Stolen Washington Governor's Race Heats Up
GOP's Challenge Gets Boost, Dems Have Strange Response
Is King County now making the GOP's case for throwing out the disputed 2004 Washington state gubernatorial election? That's what party chairman Chris Vance correctly concludes.
Instead of merely blaming the race they stole on partisan Republicans, Democrats must now contend with King County's move to prosecute 648 felons who were illegally registered.
How do you spin your way out of that?
For starters, you can attempt to claim that not enough of them actually voted, that they didn't vote for Gregoire, or any number of excuses partisan hacks get paid to produce.
The wild card is determining what a Chelan County judge might be willing to accept as valid, legal arguments, versus what might go right out the window.
As the case takes twists and turns, it can be mighty confusing, but reports today in daily newspapers across the state of Washington cannot be good news for the Dems.
Orbusmax has all the latest headlines on this case, Sound Politics has in-depth coverage necessary for understanding this mess and we will keep you posted here as things develop.
Coverage from the Seattle Times and Post-Intelligencer has several other revelations today:
(Seattle Post-Intelligencer- Gregory Roberts- 29 April 2005)
Working from lists provided to them in the aftermath of the troubled 2004 election, King County prosecutors have identified 648 felons illegally registered to vote, officials said yesterday.
Illegal votes from felons play a central role in the Republican Party's legal attack on the election of Democrat Christine Gregoire as governor in November.
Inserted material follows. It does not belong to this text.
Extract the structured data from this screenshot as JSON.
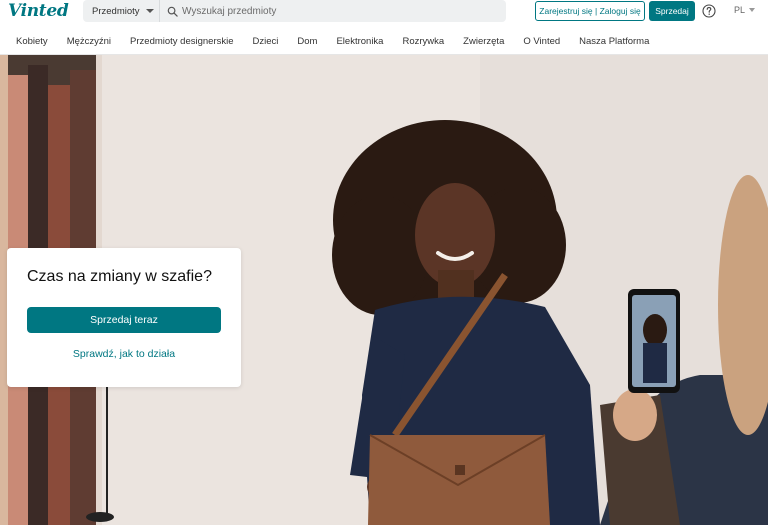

Gregoire edged Republican Dino Rossi by 129 votes after a hand recount of more than 2.8 million ballots, and the GOP is suing to set aside that result in a trial starting May 23 in Wenatchee.
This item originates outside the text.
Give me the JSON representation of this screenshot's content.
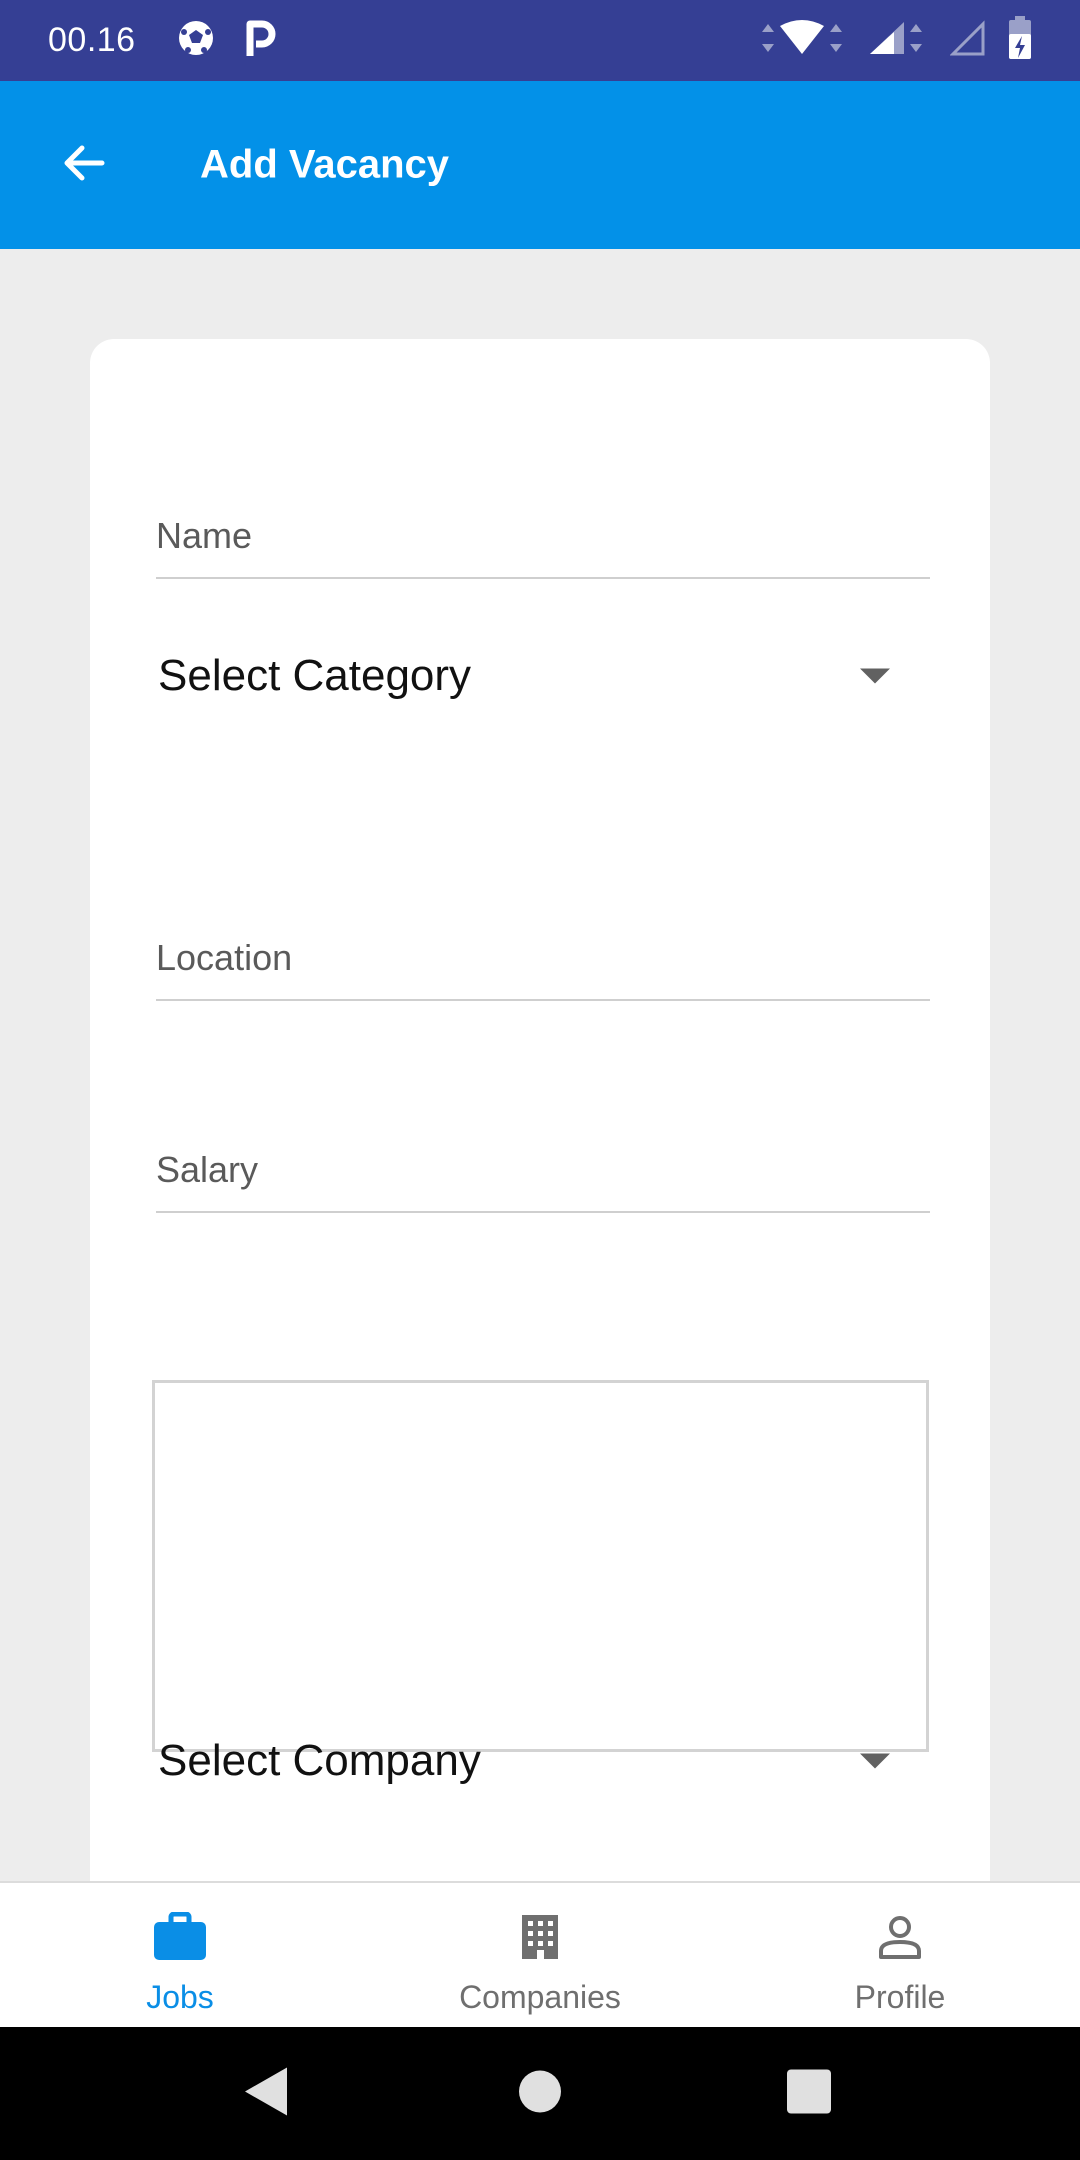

"The government is making our case for us," state Republican chairman Chris Vance said.
(Seattle Times- 29 April 2005- Keith Ervin)
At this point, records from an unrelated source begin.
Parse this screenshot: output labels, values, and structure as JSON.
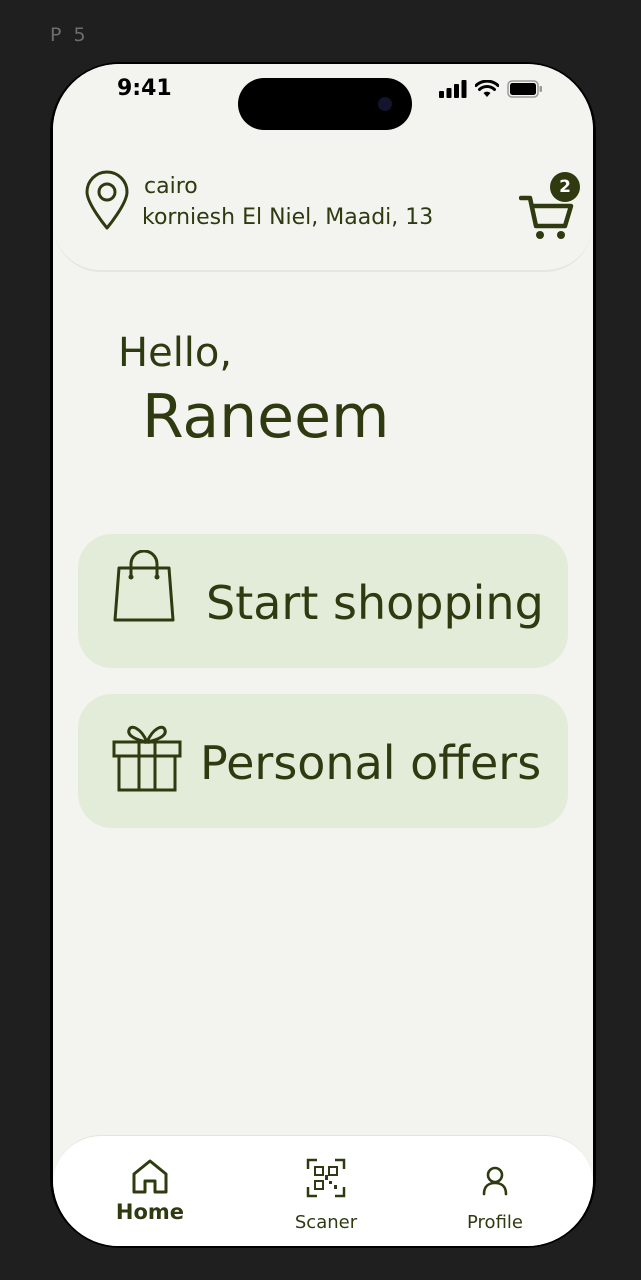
{
  "frame_label": "P 5",
  "status_bar": {
    "time": "9:41"
  },
  "location": {
    "city": "cairo",
    "address": "korniesh El Niel, Maadi, 13"
  },
  "cart": {
    "count": "2"
  },
  "greeting": {
    "hello": "Hello,",
    "name": "Raneem"
  },
  "actions": [
    {
      "label": "Start shopping",
      "icon": "shopping-bag-icon"
    },
    {
      "label": "Personal offers",
      "icon": "gift-icon"
    }
  ],
  "tabbar": {
    "items": [
      {
        "label": "Home",
        "icon": "home-icon",
        "active": true
      },
      {
        "label": "Scaner",
        "icon": "qr-scan-icon",
        "active": false
      },
      {
        "label": "Profile",
        "icon": "user-icon",
        "active": false
      }
    ]
  },
  "colors": {
    "accent": "#2f3a10",
    "card_bg": "#e3ecd8",
    "screen_bg": "#f3f4ef"
  }
}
Yesterday's announcement brings to 648 the number of challenges filed by King County prosecutors, based on lists of voters who appeared to be felons whose civil rights had not been restored. The lists were produced separately by the state Republican Party and The Seattle Times.
A hearing will be scheduled before elections director Dean Logan. Logan has already canceled the registrations of 191 felons and is preparing rulings on 345 others who have undergone hearings.
Illegal voting by felons in November is one of the irregularities cited by Republican gubernatorial candidate Dino Rossi in his lawsuit challenging Democrat Christine Gregoire's election victory. Gregoire beat Rossi by 129 votes in a manual recount, reversing Rossi's wins in two earlier machine counts.
In related matters:
• King County election workers have found another valid absentee ballot that wasn't counted in the November governor's election. It brings the number of uncounted ballots to 95.
The ballot was found during a "random review" of empty absentee-ballot envelopes, Logan reported in an April 22 memorandum to County Executive Ron Sims and County Council members.
• Pierce County reported that it found 14 uncounted absentee ballots during a recent search of records and had found 50 other ballots shortly after completion of the manual recount in December.
Update: Now, Democrats have launched a major counteroffensive, accusing Republicans of "cherry picking" voting felons from liberal areas and ignoring them in conservative areas. Republicans deny it, saying most of the convicts it found voting were in the Puget Sound area.
Next, Dems trip themselves up, by discounting the GOP's claim that it can't demonstrate, based on statistical analysis, that Western Washington felons would have mostly voted for Gregoire, yet Democrats have no problem insisting Eastern Washington criminals were certain to have picked Republican Rossi.
Democrats should have thought this through before launching their attack. Postman correctly devotes much of his story to this head-scratcher, but it's hard to imagine what the thinking was on the donkey side of the aisle.
This begs for a GOP ad campaign pointing out the two faces of the Democrat Party! Dem Chairman Berendt can't keep his position straight from one day to the next?
(Seattle Times- David Postman- 30 April 2005)
To press their case, Democrats are replicating Republican moves they've criticized and that they argue in court should be disallowed.
As evidence that a felon voted illegally, Democrats used county voter-crediting information that, when used by Republicans, they said was "inherently unreliable to prove that a ballot was given to an individual, marked by the individual, cast by the individual, and counted by election officials."
Democrats have also criticized Republicans for naming alleged felons without fully vetting the names, saying the exposure violates "common decency."
But yesterday Democrats filed court papers that included a list of 432 people they say "appear to be felons who voted" though the party's investigation is continuing.
And to show that their felons offset voting by Republicans' felons, Democrats will rely on a methodology that they say should be disallowed in the court case.
Republicans have proposed using a statistical analysis to apportion illegal votes by the same percentage as legal votes. For example, if Gregoire won 60 percent of the votes in a given precinct, Republicans say the court should assume that 60 percent of any illegal votes in that precinct were cast for her.
Two academic experts hired by Republicans say their calculations using that method show Rossi would win.
In court papers, Democrats call that "speculative attribution" and "based on chance." Berendt yesterday called it "guessing."